The tiny bottle of whisky (I’m using a 3cl sample bought for me by Josh) now sits empty. How I wish it was full again or, if that’s too much to ask, there’s at least one drop at the bottom left for me. I’d pay good money to go through that again.
What I’ve just experienced has been a real treat. This whisky was distilled in November 1992 and bottled in June 2011, but Bladnoch actually stopped producing altogether between 1993 and 2000; this cask, I presume, simply lay in silence until production restarted again. It’d have been a real shame for Scotland had it closed down completely, for Bladnoch is one of only three Lowland distilleries left. (A quick summation of Scotch whisky geography can be found here.) This whisky came from a single cask; one of only 389 bottles produced, and it’s arrived at 50% strength and non chill-filtered, which essentially makes it a tad more oily but with much more flavour.
Its nose is quite superb, with a big helping of sweet malt greeting you first before the unmistakable aroma of raisin overtakes, matched with a pinch of spice. It quite quickly begins to resemble a most glorious fruit cake, encased in a golden syrup. It’s one that could be nosed for hours – a shame, perhaps, that I decided to pour it well past midnight.

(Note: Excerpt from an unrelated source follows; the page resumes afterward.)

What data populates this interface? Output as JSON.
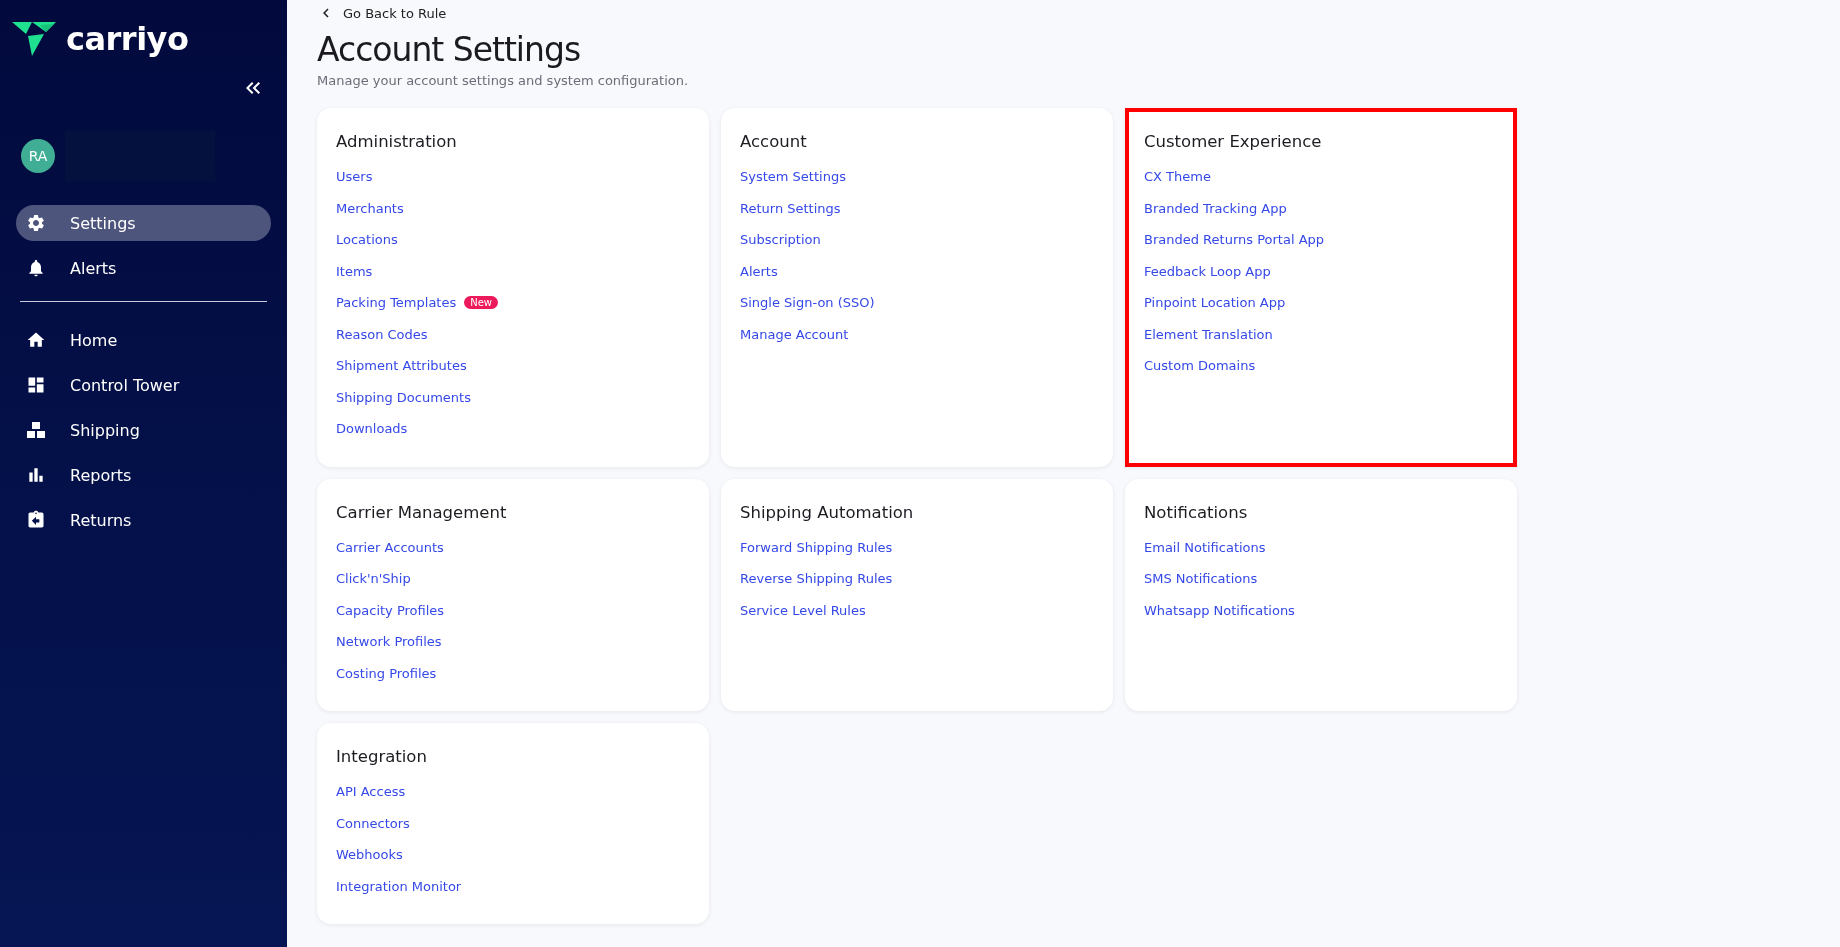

But the nose is pleasantly deceiving: whilst it might seem to lead you down the malt/fruitloaf avenue, the taste is something completely different. And my, what a massive taste. It’s akin to chomping on the most delightful thick-cut orange marmalade. At 50% strength you’d be forgiven for thinking the alcohol would overpower anything else, but it merely serves to add to the almighty marmalade flavour that spectacularly powers through. Add water at your peril: I did for the final mouthful and instantly regretted it, for I had effectively castrated it. It’s not all marmalade madness, however, for a hint of spice comes through to balance it perfectly.
The marmalade is, thankfully, too strong for it not to be felt in the finish. There, the spice has a greater impact and some of the sweet malt comes through (which becomes stronger the more water you add). If you’re patient enough, wood emerges, along with traces of ripe apple and the freshness of cut grass. I’m writing this ten minutes after the last mouthful and I can still feel everything echoing around.
So, all in all, a quite delightful whisky and not wholly unlike the Thirty Year Old. It’s a great shame that I’m unlikely to ever try it again, but Bladnoch have created a gem that they ought to be proud of.
Nose 22 Taste 23 Finish 21 Balance 23